* Task prompt:
What is needed is an exact copy of the entries below, from the line that contains "What data populates" through the final line, both included, and nothing else.

* Data supplied:
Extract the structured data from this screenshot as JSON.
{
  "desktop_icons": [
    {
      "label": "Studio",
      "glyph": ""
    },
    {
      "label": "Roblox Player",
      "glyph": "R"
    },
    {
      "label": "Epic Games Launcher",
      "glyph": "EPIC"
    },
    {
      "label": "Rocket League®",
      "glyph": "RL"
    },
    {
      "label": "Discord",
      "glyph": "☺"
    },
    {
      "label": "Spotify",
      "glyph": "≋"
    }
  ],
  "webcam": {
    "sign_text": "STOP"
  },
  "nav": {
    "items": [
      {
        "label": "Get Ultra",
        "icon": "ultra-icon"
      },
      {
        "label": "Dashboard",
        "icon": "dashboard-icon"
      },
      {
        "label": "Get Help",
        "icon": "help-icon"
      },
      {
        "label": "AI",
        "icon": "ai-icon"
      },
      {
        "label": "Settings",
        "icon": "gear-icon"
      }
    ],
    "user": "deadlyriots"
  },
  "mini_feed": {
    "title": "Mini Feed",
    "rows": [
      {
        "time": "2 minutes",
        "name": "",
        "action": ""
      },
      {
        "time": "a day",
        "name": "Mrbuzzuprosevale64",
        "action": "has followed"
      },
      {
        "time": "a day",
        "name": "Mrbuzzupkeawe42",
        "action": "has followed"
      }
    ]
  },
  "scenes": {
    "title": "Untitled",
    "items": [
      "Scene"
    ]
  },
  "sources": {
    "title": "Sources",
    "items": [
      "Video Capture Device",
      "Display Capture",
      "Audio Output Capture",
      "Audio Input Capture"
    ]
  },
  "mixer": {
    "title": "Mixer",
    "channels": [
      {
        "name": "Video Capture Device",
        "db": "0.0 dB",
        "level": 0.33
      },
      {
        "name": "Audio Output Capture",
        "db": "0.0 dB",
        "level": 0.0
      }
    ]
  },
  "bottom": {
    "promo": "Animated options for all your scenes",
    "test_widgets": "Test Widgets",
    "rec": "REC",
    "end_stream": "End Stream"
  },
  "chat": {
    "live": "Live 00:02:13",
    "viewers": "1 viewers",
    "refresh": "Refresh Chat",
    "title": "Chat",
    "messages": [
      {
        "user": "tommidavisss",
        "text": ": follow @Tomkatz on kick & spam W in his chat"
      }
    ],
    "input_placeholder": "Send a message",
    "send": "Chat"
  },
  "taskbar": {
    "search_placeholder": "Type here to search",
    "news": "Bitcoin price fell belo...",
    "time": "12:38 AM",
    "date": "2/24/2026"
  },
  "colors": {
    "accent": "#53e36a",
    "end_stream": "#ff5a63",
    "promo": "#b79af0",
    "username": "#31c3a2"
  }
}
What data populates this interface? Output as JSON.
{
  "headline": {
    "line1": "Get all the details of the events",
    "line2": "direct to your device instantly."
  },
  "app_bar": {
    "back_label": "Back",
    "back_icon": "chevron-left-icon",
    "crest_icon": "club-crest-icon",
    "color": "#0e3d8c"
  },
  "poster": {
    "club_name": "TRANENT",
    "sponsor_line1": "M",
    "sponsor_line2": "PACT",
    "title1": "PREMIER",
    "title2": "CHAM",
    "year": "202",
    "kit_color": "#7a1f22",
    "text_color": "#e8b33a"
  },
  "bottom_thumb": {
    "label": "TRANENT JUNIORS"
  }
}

* Output for this exercise:
What data populates this interface? Output as JSON.
{
  "headline": {
    "line1": "Get all the details of the events",
    "line2": "direct to your device instantly."
  },
  "app_bar": {
    "back_label": "Back",
    "back_icon": "chevron-left-icon",
    "crest_icon": "club-crest-icon",
    "color": "#0e3d8c"
  },
  "poster": {
    "club_name": "TRANENT",
    "sponsor_line1": "M",
    "sponsor_line2": "PACT",
    "title1": "PREMIER",
    "title2": "CHAM",
    "year": "202",
    "kit_color": "#7a1f22",
    "text_color": "#e8b33a"
  },
  "bottom_thumb": {
    "label": "TRANENT JUNIORS"
  }
}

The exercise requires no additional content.